January 19, 2011


By Neal A. Shipman
Farmer Editor

To many people across the state or even in other parts of the country, it may seem a little difficult to comprehend how all of the cities and counties in the oil-impacted areas of North Dakota are lining up in Bismarck and asking the North Dakota Legislature for financial help.
There is no doubt that the oil boom in western North Dakota is having a very positive impact on these areas as can be attested to by the latest state report that showed a huge across-the-board increase in taxable sales and purchases. Obviously, there is a tremendous amount of new money that is pouring into the local economies which is directly benefiting retail stores, restaurants, gas stations and motels. And of course, with all of the new oil production the state of North Dakota is receiving record tax collections.
But simply because private businesses are prospering in the oil patch areas of North Dakota doesn’t mean that the local government entities, which are being asked to take care of the roads, provide new infrastructure such as water and sewer lines or to provide additional law enforcement services, are sharing in the newfound wealth.
Providing these government services that are the result of the rapidly expanding oil industry can represent a staggering sum of money. And it is not reasonable to ask the local taxpayers to pony up the millions of dollars that these local governmental entities need to meet the sudden demand for major infrastructure improvements as a result of energy development.
That is why communities and counties across the oil patch have been making their case to the Legislature that the state of North Dakota has a financial responsibility to help these areas develop the necessary infrastructure and to maintain their roads. And that argument has merit since the state treasury is the major recipient of the millions of dollars in tax revenues from the development of the oil industry in western North Dakota. It is only logical that a portion of those funds should be available to help provide road and infrastructure improvements.
So how much is it going to cost a city, like Watford City, to develop the needed infrastructure to meet the growing demand for new housing? The answer, according to a new study commissioned by the City of Watford City, is it will cost in excess of $16 million to make core improvements to the city’s water and sewer systems depending upon how much the city’s population grows.
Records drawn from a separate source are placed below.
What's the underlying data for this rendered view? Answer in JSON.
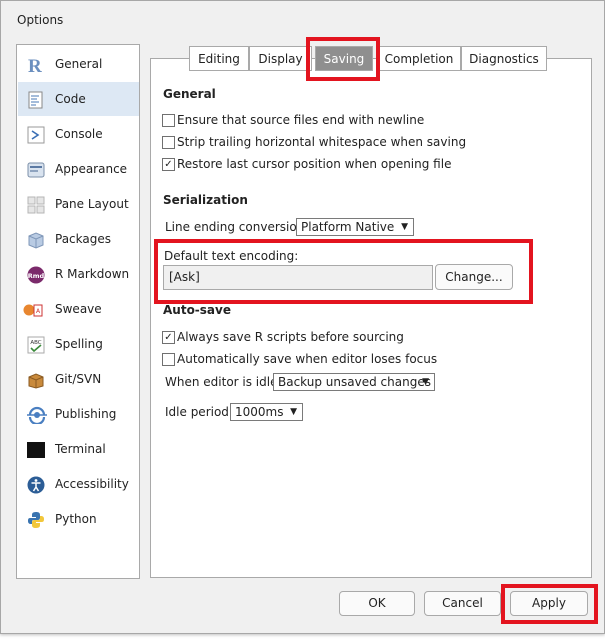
{
  "window": {
    "title": "Options"
  },
  "sidebar": {
    "items": [
      {
        "label": "General",
        "icon": "r-logo-icon"
      },
      {
        "label": "Code",
        "icon": "code-document-icon",
        "active": true
      },
      {
        "label": "Console",
        "icon": "console-prompt-icon"
      },
      {
        "label": "Appearance",
        "icon": "appearance-icon"
      },
      {
        "label": "Pane Layout",
        "icon": "pane-layout-icon"
      },
      {
        "label": "Packages",
        "icon": "package-box-icon"
      },
      {
        "label": "R Markdown",
        "icon": "rmd-icon"
      },
      {
        "label": "Sweave",
        "icon": "sweave-icon"
      },
      {
        "label": "Spelling",
        "icon": "spelling-abc-icon"
      },
      {
        "label": "Git/SVN",
        "icon": "git-box-icon"
      },
      {
        "label": "Publishing",
        "icon": "publishing-icon"
      },
      {
        "label": "Terminal",
        "icon": "terminal-icon"
      },
      {
        "label": "Accessibility",
        "icon": "accessibility-icon"
      },
      {
        "label": "Python",
        "icon": "python-icon"
      }
    ]
  },
  "tabs": [
    {
      "label": "Editing"
    },
    {
      "label": "Display"
    },
    {
      "label": "Saving",
      "active": true
    },
    {
      "label": "Completion"
    },
    {
      "label": "Diagnostics"
    }
  ],
  "general": {
    "heading": "General",
    "options": [
      {
        "label": "Ensure that source files end with newline",
        "checked": false
      },
      {
        "label": "Strip trailing horizontal whitespace when saving",
        "checked": false
      },
      {
        "label": "Restore last cursor position when opening file",
        "checked": true
      }
    ]
  },
  "serialization": {
    "heading": "Serialization",
    "line_ending_label": "Line ending conversion:",
    "line_ending_value": "Platform Native",
    "encoding_label": "Default text encoding:",
    "encoding_value": "[Ask]",
    "change_button": "Change..."
  },
  "autosave": {
    "heading": "Auto-save",
    "options": [
      {
        "label": "Always save R scripts before sourcing",
        "checked": true
      },
      {
        "label": "Automatically save when editor loses focus",
        "checked": false
      }
    ],
    "idle_label": "When editor is idle:",
    "idle_value": "Backup unsaved changes",
    "period_label": "Idle period:",
    "period_value": "1000ms"
  },
  "footer": {
    "ok": "OK",
    "cancel": "Cancel",
    "apply": "Apply"
  },
  "colors": {
    "highlight": "#e3141f",
    "active_tab": "#8f8f8f",
    "active_sidebar": "#dde8f4"
  }
}
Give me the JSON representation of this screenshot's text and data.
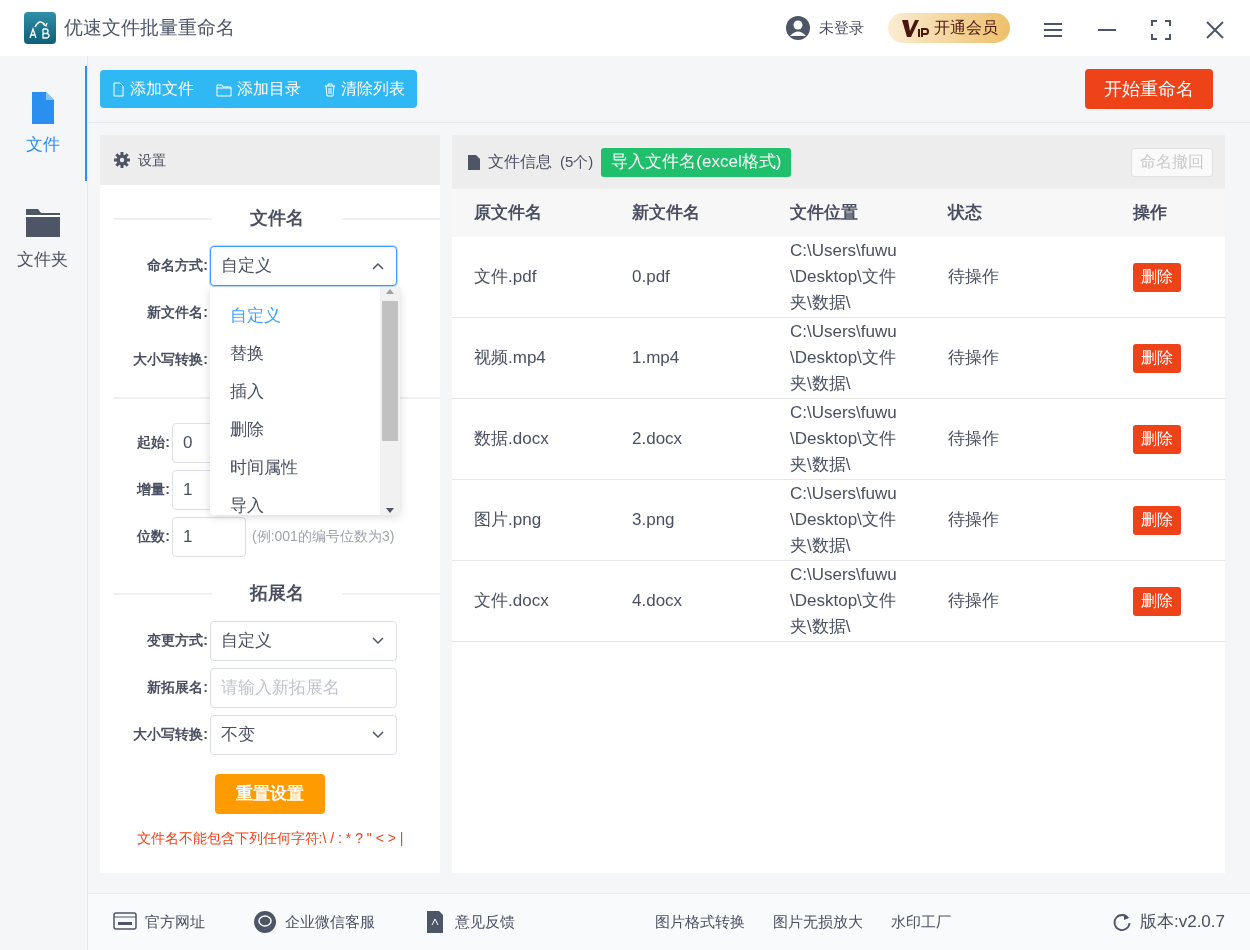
{
  "window": {
    "title": "优速文件批量重命名",
    "user": "未登录",
    "vip": "开通会员"
  },
  "sidebar": {
    "items": [
      {
        "label": "文件",
        "kind": "file",
        "selected": true
      },
      {
        "label": "文件夹",
        "kind": "folder",
        "selected": false
      }
    ]
  },
  "toolbar": {
    "buttons": [
      {
        "label": "添加文件",
        "kind": "file"
      },
      {
        "label": "添加目录",
        "kind": "folder"
      },
      {
        "label": "清除列表",
        "kind": "trash"
      }
    ],
    "start": "开始重命名"
  },
  "settings": {
    "title": "设置",
    "filename": {
      "heading": "文件名",
      "mode_label": "命名方式:",
      "mode_value": "自定义",
      "new_name_label": "新文件名:",
      "case_label": "大小写转换:",
      "dropdown": {
        "expanded": true,
        "options": [
          {
            "label": "自定义",
            "selected": true
          },
          {
            "label": "替换",
            "selected": false
          },
          {
            "label": "插入",
            "selected": false
          },
          {
            "label": "删除",
            "selected": false
          },
          {
            "label": "时间属性",
            "selected": false
          },
          {
            "label": "导入",
            "selected": false
          }
        ]
      },
      "start_label": "起始:",
      "start_value": "0",
      "step_label": "增量:",
      "step_value": "1",
      "digits_label": "位数:",
      "digits_value": "1",
      "digits_hint": "(例:001的编号位数为3)"
    },
    "extension": {
      "heading": "拓展名",
      "mode_label": "变更方式:",
      "mode_value": "自定义",
      "new_ext_label": "新拓展名:",
      "new_ext_placeholder": "请输入新拓展名",
      "case_label": "大小写转换:",
      "case_value": "不变"
    },
    "reset": "重置设置",
    "warning": "文件名不能包含下列任何字符:\\ / : * ? \" < > |"
  },
  "files": {
    "title": "文件信息",
    "count": "(5个)",
    "import": "导入文件名(excel格式)",
    "undo": {
      "label": "命名撤回",
      "disabled": true
    },
    "columns": [
      "原文件名",
      "新文件名",
      "文件位置",
      "状态",
      "操作"
    ],
    "rows": [
      {
        "original": "文件.pdf",
        "new": "0.pdf",
        "location": "C:\\Users\\fuwu\\Desktop\\文件夹\\数据\\",
        "status": "待操作",
        "action": "删除"
      },
      {
        "original": "视频.mp4",
        "new": "1.mp4",
        "location": "C:\\Users\\fuwu\\Desktop\\文件夹\\数据\\",
        "status": "待操作",
        "action": "删除"
      },
      {
        "original": "数据.docx",
        "new": "2.docx",
        "location": "C:\\Users\\fuwu\\Desktop\\文件夹\\数据\\",
        "status": "待操作",
        "action": "删除"
      },
      {
        "original": "图片.png",
        "new": "3.png",
        "location": "C:\\Users\\fuwu\\Desktop\\文件夹\\数据\\",
        "status": "待操作",
        "action": "删除"
      },
      {
        "original": "文件.docx",
        "new": "4.docx",
        "location": "C:\\Users\\fuwu\\Desktop\\文件夹\\数据\\",
        "status": "待操作",
        "action": "删除"
      }
    ]
  },
  "footer": {
    "links": [
      {
        "label": "官方网址",
        "kind": "web"
      },
      {
        "label": "企业微信客服",
        "kind": "chat"
      },
      {
        "label": "意见反馈",
        "kind": "feedback"
      }
    ],
    "tools": [
      "图片格式转换",
      "图片无损放大",
      "水印工厂"
    ],
    "version": "版本:v2.0.7"
  }
}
Gov. Jack Dalrymple has provided in his budget $100 million in Oil and Gas Impact Grant Funds that would be available to cities, such as Watford City, that would allow these cities to bring water and sewer services into new residential areas so that private developers can build much needed housing. And he is proposing that millions more in state funds from the Permanent Oil Tax Trust Fund be made available to counties and townships to help them with road construction and maintenance work.
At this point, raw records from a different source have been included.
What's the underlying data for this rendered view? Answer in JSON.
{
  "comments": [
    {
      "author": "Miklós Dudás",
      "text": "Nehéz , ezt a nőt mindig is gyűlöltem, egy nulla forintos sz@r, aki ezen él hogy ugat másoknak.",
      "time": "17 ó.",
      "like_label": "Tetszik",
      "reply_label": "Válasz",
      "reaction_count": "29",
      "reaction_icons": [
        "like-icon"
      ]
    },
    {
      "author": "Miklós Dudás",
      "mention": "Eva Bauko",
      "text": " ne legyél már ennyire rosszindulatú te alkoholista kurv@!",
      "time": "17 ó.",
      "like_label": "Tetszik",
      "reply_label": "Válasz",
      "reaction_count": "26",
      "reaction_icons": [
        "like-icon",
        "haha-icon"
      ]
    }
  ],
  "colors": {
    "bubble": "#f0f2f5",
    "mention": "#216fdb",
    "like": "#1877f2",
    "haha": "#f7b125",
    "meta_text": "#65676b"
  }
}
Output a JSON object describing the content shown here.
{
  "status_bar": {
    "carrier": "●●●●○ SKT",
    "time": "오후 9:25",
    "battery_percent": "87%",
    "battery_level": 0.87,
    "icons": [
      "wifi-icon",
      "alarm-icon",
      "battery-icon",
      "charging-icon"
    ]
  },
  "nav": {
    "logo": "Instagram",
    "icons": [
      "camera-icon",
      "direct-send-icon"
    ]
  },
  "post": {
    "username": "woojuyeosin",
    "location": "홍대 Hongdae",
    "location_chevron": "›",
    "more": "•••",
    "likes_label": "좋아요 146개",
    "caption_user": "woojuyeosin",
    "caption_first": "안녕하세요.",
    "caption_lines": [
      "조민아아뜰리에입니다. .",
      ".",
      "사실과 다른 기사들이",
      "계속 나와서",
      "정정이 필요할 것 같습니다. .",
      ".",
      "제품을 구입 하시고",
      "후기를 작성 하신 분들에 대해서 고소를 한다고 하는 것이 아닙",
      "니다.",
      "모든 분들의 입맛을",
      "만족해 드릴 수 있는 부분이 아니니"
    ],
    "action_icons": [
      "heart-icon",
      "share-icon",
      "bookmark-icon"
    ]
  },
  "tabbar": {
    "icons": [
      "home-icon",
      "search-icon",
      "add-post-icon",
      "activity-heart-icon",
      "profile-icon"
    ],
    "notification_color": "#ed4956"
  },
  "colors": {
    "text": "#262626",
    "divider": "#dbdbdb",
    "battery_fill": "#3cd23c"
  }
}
Gov. Dalrymple recognized the huge financial impact that the local governmental entities are facing as they do their part to help grow North Dakota’s economy. And now as the North Dakota Legislature considers the governor’s budget, it is important for these elected leaders to also recognize that cities, like Watford City, and counties, like McKenzie County, have already been doing everything that they can financially to meet the ever growing demands for housing and other infrastructure improvements locally.
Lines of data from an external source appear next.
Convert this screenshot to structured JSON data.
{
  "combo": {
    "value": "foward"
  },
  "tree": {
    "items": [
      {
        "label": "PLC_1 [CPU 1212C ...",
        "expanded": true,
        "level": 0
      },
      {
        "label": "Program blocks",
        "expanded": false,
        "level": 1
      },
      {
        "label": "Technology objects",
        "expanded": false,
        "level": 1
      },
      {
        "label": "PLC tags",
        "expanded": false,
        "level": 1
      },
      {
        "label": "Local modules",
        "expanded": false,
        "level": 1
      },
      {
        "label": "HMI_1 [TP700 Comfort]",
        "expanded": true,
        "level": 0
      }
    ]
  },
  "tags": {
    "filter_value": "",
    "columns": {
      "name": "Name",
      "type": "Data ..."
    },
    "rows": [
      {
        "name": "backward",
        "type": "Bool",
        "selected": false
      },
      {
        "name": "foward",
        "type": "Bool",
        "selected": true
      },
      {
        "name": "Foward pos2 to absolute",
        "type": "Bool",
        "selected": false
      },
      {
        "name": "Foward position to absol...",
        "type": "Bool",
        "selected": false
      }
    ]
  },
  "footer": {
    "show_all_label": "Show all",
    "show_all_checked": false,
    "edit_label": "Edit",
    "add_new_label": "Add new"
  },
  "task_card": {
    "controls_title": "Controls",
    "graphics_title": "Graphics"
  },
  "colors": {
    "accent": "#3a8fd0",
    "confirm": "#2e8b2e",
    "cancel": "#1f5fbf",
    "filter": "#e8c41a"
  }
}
But unfortunately, doing everything that they can do is not going to be enough. The Legislature needs to approve the governor’s recommendations for state assistance to those areas being impacted by the energy development.